INFORMATION PROVIDED:
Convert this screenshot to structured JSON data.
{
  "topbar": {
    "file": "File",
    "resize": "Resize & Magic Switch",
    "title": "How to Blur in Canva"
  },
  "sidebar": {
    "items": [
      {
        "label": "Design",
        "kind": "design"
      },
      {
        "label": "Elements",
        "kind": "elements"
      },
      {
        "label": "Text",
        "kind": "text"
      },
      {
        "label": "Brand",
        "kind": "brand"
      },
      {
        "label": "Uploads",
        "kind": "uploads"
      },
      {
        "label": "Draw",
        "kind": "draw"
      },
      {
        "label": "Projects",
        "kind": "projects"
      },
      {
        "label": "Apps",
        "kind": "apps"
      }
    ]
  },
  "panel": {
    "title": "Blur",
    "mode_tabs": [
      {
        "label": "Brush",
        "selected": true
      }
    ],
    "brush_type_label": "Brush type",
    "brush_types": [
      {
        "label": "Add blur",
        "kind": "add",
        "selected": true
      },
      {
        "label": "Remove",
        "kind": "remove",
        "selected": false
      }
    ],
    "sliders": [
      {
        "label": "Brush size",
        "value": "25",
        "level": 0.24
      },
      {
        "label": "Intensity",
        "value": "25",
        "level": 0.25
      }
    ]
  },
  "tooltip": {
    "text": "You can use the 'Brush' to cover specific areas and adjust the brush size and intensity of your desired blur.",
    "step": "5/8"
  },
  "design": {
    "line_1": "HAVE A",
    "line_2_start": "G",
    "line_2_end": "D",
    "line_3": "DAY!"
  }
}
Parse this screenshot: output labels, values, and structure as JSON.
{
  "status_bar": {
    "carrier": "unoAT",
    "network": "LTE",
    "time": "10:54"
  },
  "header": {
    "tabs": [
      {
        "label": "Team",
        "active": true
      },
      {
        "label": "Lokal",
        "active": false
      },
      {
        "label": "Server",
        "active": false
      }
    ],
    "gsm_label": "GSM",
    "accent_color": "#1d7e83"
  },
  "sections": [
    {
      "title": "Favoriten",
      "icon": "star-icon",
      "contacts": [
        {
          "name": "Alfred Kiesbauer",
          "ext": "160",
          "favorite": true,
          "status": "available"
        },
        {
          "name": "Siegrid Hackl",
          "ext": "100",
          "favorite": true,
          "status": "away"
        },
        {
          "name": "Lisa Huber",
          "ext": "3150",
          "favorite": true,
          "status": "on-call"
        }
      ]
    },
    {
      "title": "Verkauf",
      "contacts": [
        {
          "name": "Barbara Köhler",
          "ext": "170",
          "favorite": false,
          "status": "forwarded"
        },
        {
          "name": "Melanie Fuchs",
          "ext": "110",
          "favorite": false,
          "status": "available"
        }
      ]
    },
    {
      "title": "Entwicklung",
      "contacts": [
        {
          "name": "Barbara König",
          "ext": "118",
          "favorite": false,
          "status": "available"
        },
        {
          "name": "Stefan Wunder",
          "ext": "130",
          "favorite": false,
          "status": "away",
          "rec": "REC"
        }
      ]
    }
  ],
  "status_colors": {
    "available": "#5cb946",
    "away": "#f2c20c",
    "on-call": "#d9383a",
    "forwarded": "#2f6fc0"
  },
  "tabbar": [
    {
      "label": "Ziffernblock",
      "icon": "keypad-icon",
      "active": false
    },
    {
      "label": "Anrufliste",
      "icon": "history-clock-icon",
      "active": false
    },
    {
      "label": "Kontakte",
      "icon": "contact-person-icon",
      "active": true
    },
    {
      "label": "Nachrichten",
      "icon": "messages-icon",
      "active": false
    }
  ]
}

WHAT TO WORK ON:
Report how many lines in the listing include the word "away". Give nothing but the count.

WRITTEN ANSWER:
3